Don’t forget to join or log in to our online community to check out how far we and the IG community have come.

 

Use Of Data Analytics In The Legal Profession Will Grow

The effective use of data analytics offers the promise of radically changing the legal landscape and the practice of law, for the better. But, the extent to which and how the legal profession and, in particular, in-house legal departments are taking advantage of these tools has not been clear. To find out, the Coalition of Technology Resources for Lawyers (CTRL) commissioned the IGI to conduct a survey on the adoption of data analytics by in-house legal departments across six use cases (e-discovery, legal matter management/billing, information governance, outcome/risk analysis, contract review, and selection of outside counsel. To find out more, read CTRL’s report, Data Analytic Trends in the Legal Community.

Beyond the six specific use cases, the survey asked respondents to make their predictions for how important data analytics would be in the legal profession in the future. As the infographic shows, an overwhelming majority (93%) of respondents said that data analytics would be more important and its use more common ten years from now. Further, nearly a third predicted its use would be “very important” and that it would be considered “indispensable.”

The infographic below highlights the six specific use cases as well as a few other interesting findings from the report. We encourage you to peruse the report in more detail to learn about legal departments’ use of data analytics.

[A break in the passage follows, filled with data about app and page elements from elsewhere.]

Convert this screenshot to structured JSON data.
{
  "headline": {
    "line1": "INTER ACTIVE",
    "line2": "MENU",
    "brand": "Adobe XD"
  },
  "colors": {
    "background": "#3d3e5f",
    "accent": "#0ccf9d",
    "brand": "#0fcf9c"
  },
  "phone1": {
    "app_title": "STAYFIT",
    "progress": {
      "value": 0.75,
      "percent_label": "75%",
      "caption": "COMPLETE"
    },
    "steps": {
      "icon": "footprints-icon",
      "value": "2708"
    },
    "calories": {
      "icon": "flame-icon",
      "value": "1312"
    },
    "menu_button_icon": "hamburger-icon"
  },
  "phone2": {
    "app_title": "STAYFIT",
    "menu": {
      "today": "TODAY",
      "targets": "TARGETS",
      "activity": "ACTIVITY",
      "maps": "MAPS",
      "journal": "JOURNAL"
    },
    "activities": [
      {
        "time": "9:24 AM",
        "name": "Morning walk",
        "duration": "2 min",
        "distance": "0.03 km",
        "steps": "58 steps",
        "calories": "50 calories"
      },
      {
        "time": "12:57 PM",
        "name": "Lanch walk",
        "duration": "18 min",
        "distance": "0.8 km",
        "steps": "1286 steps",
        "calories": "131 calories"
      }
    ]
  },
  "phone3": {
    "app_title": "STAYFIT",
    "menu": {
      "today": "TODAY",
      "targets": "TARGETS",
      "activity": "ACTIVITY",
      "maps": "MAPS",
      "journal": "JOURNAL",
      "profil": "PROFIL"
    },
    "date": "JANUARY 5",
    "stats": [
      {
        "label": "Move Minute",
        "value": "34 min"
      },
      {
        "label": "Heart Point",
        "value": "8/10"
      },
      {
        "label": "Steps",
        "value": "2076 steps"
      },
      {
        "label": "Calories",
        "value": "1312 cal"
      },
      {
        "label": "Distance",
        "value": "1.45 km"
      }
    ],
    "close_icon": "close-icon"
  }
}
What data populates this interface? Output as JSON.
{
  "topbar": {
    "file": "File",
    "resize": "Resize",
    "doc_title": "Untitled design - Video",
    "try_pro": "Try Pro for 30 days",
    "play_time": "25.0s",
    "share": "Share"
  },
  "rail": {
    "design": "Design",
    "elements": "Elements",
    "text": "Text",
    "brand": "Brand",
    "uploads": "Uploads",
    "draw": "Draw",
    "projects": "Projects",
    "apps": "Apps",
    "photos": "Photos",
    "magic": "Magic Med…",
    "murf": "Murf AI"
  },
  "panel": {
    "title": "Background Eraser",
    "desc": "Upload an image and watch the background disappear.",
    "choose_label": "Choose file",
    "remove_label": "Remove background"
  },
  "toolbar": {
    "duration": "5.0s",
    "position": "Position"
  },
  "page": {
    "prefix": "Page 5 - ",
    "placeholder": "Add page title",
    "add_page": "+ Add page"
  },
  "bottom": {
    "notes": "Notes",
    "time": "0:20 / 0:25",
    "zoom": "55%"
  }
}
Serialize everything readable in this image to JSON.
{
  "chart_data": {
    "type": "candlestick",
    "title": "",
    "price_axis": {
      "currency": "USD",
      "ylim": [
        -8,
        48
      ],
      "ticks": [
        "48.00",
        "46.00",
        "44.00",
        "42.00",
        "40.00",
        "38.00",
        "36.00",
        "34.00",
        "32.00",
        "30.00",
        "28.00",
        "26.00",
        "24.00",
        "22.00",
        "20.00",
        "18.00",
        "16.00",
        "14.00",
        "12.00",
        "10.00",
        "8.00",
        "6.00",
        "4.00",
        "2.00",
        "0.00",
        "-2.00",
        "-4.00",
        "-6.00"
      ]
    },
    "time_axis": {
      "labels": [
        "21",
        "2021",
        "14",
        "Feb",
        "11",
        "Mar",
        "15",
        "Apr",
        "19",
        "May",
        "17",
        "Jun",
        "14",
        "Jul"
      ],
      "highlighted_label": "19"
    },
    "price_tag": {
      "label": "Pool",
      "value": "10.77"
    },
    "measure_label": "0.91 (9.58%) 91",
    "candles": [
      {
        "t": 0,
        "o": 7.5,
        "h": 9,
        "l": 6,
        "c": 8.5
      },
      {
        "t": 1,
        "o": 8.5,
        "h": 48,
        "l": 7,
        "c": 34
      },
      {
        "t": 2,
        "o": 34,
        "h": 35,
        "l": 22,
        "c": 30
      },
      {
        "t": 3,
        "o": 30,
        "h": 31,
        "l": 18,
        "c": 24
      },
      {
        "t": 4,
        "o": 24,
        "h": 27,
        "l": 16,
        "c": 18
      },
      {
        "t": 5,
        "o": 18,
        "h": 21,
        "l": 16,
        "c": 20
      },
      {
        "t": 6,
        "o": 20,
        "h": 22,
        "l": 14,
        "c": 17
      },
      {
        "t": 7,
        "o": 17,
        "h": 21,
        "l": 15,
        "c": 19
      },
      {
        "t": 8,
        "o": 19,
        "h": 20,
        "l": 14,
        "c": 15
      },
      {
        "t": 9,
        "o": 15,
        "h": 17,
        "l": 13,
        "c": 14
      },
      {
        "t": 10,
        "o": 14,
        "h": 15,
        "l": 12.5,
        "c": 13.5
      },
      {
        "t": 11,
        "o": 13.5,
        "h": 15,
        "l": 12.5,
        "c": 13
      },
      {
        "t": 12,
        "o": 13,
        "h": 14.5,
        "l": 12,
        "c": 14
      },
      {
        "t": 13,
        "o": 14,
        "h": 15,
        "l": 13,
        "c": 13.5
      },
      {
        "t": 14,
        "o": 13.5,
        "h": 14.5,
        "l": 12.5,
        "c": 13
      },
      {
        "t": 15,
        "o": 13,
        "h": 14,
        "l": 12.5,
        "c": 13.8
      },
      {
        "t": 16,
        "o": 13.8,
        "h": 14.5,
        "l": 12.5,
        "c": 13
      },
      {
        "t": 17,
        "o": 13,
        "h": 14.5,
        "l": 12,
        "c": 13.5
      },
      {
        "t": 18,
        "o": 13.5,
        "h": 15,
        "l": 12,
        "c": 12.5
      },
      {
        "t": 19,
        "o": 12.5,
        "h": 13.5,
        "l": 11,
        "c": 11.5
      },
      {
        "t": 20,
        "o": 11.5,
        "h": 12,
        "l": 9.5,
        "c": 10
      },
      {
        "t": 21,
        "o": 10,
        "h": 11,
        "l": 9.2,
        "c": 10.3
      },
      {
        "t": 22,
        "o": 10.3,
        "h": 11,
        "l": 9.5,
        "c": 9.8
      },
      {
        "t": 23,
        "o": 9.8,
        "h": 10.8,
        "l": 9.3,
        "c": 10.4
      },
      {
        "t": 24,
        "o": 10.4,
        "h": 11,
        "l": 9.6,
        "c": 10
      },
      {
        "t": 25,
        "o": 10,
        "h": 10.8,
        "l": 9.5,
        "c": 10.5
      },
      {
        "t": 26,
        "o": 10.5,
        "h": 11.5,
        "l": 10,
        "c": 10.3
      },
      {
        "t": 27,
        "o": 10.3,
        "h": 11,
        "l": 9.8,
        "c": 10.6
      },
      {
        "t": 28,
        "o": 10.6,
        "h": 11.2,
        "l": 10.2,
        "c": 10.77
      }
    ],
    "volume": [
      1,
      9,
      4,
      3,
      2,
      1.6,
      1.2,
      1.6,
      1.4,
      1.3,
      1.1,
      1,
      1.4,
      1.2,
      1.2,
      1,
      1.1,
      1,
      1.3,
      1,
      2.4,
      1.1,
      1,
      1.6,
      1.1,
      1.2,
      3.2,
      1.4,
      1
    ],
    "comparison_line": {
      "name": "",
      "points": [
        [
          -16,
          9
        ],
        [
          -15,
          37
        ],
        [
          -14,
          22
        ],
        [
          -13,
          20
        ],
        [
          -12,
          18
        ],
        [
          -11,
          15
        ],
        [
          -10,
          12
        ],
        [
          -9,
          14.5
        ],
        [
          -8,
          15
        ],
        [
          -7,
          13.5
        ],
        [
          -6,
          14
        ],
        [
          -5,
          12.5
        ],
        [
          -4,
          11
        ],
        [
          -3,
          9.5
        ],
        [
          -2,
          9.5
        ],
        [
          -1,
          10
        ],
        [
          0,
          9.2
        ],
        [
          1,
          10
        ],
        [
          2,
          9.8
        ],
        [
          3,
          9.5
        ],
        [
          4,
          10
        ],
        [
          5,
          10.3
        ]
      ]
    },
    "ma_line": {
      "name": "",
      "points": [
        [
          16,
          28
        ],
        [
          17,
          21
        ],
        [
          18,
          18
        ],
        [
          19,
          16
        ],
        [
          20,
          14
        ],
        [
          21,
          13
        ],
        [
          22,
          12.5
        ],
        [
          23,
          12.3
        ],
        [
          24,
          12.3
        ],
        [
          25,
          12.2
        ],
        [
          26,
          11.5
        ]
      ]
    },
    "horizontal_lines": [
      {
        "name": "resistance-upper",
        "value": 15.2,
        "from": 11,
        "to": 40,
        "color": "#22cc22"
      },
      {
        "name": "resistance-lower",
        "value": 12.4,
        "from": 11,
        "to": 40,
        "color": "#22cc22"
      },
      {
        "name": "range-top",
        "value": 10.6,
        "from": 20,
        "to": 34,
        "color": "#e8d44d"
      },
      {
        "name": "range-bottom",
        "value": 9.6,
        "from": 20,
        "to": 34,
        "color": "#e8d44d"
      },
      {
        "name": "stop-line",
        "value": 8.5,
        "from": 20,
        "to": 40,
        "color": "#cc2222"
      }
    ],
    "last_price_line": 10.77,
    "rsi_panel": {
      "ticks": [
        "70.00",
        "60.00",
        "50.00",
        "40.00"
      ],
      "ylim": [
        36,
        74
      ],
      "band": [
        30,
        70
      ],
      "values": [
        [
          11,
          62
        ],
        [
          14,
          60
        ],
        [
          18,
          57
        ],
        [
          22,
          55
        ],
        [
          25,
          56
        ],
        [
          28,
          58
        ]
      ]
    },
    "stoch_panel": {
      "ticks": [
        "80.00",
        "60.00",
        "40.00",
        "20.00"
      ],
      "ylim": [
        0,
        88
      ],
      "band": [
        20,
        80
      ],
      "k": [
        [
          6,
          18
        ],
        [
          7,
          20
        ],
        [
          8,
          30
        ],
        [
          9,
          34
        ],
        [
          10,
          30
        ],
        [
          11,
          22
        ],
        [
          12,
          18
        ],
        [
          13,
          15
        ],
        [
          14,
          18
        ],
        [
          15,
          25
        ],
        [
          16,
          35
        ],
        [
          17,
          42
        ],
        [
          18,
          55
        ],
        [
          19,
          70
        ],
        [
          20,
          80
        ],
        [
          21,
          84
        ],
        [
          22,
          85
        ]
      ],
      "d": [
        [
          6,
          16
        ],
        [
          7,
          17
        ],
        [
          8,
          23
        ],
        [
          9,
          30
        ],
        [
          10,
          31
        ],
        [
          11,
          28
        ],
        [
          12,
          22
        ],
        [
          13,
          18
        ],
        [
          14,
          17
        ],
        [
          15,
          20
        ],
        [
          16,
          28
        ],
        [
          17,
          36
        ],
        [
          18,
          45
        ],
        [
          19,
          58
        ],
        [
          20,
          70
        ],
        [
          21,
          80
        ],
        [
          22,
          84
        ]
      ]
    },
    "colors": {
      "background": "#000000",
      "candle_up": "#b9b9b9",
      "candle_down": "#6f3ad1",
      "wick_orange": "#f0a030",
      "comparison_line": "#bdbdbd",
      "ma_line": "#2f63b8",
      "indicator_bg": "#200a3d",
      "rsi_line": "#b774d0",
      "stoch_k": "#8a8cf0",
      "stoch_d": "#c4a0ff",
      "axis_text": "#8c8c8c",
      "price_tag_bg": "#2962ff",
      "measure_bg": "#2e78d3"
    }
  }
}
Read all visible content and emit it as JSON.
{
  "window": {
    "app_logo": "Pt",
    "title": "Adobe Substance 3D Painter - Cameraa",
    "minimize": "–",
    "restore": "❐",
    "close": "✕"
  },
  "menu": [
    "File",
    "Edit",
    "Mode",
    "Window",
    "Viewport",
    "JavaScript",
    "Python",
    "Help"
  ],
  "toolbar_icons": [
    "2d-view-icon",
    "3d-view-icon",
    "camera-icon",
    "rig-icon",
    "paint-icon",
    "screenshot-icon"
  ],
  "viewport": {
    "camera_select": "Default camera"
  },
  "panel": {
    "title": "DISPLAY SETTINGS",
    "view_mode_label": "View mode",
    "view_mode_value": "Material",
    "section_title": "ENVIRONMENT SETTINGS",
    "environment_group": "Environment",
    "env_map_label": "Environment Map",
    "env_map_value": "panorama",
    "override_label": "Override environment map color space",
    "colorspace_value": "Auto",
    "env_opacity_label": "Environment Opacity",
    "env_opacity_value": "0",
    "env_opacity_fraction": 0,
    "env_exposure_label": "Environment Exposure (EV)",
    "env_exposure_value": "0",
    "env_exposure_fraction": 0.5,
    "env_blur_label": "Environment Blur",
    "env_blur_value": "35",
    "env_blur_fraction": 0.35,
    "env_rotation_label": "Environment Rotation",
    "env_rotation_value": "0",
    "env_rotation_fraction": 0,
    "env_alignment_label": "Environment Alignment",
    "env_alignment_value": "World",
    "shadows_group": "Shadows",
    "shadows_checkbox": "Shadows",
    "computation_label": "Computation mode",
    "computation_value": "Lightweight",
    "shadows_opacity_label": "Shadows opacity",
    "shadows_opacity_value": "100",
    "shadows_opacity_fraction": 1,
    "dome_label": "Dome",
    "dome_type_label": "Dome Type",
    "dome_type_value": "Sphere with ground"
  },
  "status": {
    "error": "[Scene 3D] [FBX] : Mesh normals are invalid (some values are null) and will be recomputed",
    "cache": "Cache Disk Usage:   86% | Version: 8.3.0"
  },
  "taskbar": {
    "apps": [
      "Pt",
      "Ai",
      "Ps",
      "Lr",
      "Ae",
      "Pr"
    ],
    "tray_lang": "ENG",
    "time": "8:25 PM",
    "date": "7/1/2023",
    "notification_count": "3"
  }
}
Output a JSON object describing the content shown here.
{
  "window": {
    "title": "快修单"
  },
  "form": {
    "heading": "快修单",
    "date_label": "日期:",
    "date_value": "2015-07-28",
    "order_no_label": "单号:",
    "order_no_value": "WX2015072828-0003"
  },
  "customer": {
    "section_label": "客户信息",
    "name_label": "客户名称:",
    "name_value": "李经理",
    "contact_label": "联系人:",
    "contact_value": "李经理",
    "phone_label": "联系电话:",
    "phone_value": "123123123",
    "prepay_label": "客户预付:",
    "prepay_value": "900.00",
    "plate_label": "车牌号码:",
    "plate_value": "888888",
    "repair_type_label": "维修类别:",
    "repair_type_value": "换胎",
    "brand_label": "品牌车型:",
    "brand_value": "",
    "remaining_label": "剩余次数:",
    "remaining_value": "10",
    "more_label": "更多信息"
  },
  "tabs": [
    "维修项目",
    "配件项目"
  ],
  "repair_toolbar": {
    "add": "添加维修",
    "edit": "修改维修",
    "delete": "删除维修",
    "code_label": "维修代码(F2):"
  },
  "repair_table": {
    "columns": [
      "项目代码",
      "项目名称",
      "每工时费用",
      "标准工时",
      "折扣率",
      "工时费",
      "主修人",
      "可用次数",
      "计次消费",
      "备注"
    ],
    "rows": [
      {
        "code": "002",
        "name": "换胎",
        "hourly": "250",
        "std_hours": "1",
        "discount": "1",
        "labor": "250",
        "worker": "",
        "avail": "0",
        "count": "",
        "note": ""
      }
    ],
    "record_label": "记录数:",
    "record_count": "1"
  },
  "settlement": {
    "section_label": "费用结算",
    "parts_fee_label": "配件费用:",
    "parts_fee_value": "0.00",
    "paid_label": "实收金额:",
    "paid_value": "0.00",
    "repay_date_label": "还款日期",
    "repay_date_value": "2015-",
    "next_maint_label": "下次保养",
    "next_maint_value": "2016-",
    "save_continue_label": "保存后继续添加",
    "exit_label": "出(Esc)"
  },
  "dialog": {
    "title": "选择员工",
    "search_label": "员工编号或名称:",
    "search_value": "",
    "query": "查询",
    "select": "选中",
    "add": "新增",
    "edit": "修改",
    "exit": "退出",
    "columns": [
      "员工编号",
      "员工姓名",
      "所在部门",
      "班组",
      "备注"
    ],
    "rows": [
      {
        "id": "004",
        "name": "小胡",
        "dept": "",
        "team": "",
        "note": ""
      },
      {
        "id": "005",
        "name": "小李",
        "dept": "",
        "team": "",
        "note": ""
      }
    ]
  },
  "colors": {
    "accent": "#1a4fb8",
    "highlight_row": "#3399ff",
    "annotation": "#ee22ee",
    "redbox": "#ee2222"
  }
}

To learn more about CTRL, check out their website and download a copy of their survey today. You can also download a copy of IGI’s Annual Report 2015-2016 at our community site for more information on how information governance is being used within organizations. Not a member? Join today.

CTRL Initiative Data Analytics